Problem requirements =>
Using the data that follows, say how many lines contain the word "image", giving the number by itself.

Stored data:
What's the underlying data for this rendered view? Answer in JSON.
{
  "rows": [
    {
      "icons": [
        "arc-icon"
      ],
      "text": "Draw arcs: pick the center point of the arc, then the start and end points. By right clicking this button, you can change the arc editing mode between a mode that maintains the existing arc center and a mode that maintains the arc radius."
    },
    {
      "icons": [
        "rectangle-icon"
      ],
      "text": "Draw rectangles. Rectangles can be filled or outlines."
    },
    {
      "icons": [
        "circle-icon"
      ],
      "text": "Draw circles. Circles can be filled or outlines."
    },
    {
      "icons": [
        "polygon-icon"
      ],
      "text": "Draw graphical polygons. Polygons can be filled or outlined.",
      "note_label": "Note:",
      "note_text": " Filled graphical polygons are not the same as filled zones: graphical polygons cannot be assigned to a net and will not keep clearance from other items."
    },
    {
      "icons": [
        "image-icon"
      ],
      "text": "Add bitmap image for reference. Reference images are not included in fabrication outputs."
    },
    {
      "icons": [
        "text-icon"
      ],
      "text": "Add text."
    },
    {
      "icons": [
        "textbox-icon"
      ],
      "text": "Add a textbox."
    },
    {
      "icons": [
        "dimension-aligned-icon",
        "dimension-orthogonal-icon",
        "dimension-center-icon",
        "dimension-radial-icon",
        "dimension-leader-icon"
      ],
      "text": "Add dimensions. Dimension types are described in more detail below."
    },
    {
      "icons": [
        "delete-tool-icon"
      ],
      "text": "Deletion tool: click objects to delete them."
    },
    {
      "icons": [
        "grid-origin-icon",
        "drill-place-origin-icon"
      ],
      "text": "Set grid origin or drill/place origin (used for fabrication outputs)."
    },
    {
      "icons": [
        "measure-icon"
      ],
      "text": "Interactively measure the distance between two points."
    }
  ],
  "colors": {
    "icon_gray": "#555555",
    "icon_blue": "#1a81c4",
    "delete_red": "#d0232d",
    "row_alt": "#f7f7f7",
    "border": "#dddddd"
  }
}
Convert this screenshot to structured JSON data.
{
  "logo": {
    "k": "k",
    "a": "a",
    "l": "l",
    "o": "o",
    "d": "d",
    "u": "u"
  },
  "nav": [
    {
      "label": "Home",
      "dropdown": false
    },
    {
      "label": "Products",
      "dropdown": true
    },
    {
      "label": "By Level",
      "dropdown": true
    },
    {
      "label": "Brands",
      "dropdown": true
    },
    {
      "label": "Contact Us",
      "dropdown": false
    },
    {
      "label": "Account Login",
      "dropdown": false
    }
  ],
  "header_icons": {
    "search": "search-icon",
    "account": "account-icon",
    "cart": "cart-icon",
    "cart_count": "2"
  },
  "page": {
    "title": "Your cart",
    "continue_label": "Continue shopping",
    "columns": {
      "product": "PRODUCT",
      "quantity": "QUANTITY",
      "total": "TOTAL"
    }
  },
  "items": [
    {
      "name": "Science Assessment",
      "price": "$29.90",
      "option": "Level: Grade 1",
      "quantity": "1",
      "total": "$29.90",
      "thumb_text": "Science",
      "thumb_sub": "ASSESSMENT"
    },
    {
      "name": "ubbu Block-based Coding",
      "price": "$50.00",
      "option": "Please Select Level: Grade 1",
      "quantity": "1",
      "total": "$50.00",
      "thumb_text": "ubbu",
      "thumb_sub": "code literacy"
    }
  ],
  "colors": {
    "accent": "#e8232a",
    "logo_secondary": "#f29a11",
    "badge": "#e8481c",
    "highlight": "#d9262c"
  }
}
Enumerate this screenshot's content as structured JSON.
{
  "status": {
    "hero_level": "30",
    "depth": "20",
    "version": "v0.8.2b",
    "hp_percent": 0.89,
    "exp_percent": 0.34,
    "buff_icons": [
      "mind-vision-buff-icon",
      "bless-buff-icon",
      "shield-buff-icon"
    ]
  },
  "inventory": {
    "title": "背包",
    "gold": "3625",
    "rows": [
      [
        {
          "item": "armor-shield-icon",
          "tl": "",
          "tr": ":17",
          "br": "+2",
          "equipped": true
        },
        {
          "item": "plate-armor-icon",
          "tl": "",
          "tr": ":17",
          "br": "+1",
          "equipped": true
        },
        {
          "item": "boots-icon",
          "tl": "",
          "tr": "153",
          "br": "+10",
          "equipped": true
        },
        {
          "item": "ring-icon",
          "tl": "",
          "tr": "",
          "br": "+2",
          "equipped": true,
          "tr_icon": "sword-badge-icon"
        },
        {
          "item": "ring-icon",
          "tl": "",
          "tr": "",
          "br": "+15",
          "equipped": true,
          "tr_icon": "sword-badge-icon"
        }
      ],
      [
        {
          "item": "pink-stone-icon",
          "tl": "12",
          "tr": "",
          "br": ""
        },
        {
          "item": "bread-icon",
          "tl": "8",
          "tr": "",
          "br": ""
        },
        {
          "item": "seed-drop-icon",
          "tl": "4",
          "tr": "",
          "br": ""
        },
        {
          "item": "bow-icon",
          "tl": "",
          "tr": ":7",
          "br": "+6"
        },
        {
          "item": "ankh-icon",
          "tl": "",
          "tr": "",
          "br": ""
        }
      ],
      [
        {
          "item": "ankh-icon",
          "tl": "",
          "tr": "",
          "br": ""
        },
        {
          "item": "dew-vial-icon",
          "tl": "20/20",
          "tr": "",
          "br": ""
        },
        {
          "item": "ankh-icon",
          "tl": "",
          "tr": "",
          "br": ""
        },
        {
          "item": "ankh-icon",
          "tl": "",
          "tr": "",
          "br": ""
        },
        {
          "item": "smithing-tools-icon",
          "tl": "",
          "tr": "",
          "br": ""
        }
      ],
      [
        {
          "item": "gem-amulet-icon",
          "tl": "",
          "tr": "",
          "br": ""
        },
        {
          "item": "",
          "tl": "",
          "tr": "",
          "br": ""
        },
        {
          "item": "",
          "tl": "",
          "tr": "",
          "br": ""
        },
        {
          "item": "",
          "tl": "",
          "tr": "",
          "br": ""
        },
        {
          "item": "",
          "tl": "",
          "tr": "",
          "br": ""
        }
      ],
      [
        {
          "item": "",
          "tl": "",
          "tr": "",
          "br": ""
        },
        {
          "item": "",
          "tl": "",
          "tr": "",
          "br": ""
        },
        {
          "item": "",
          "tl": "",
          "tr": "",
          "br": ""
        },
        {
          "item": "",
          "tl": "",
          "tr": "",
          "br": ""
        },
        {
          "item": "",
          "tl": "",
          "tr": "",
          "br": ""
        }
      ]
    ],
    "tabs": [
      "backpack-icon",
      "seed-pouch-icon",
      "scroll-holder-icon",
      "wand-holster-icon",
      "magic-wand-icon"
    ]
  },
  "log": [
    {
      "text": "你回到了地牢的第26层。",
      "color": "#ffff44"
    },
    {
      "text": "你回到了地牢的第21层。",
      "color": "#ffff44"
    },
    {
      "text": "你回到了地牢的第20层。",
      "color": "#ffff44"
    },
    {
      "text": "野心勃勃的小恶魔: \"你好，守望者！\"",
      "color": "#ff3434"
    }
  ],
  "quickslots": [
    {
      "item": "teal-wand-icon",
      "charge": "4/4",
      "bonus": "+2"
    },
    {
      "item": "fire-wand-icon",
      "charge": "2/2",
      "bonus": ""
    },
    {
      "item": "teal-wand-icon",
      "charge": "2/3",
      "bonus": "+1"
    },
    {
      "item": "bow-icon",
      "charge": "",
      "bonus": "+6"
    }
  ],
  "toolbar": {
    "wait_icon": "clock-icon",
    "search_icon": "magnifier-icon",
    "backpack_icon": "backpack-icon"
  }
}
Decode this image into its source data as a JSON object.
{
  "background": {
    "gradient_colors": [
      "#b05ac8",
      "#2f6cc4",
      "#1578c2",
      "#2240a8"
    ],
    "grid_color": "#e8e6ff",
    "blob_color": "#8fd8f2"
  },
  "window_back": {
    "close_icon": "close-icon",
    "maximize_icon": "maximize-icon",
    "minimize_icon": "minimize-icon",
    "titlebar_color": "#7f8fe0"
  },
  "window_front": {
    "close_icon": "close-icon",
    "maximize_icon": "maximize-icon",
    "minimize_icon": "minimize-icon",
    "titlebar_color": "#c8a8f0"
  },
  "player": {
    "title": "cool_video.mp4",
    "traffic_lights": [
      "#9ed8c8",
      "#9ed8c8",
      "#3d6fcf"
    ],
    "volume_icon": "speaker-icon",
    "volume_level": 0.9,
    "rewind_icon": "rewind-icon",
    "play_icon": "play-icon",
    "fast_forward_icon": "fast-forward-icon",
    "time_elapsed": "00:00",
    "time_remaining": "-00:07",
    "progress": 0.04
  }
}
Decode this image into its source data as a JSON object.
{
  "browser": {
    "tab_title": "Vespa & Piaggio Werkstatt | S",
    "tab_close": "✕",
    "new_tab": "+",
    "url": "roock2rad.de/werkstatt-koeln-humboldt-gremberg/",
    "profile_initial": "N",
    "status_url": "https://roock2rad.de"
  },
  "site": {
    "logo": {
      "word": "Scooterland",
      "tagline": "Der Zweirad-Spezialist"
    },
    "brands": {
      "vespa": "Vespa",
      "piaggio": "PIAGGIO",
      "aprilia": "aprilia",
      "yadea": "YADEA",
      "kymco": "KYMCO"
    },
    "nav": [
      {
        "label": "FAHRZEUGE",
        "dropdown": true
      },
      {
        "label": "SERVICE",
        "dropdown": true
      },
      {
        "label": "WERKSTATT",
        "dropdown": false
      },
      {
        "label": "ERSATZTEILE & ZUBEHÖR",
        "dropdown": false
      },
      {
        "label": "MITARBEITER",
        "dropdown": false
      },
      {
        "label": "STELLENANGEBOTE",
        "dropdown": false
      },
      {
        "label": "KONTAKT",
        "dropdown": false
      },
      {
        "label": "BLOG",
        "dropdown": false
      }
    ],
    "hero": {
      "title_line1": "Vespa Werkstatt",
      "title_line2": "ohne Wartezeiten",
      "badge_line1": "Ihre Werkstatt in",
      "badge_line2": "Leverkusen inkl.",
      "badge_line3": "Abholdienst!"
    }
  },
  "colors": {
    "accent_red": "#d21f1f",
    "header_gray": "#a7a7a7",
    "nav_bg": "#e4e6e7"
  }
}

Solved problem =>
4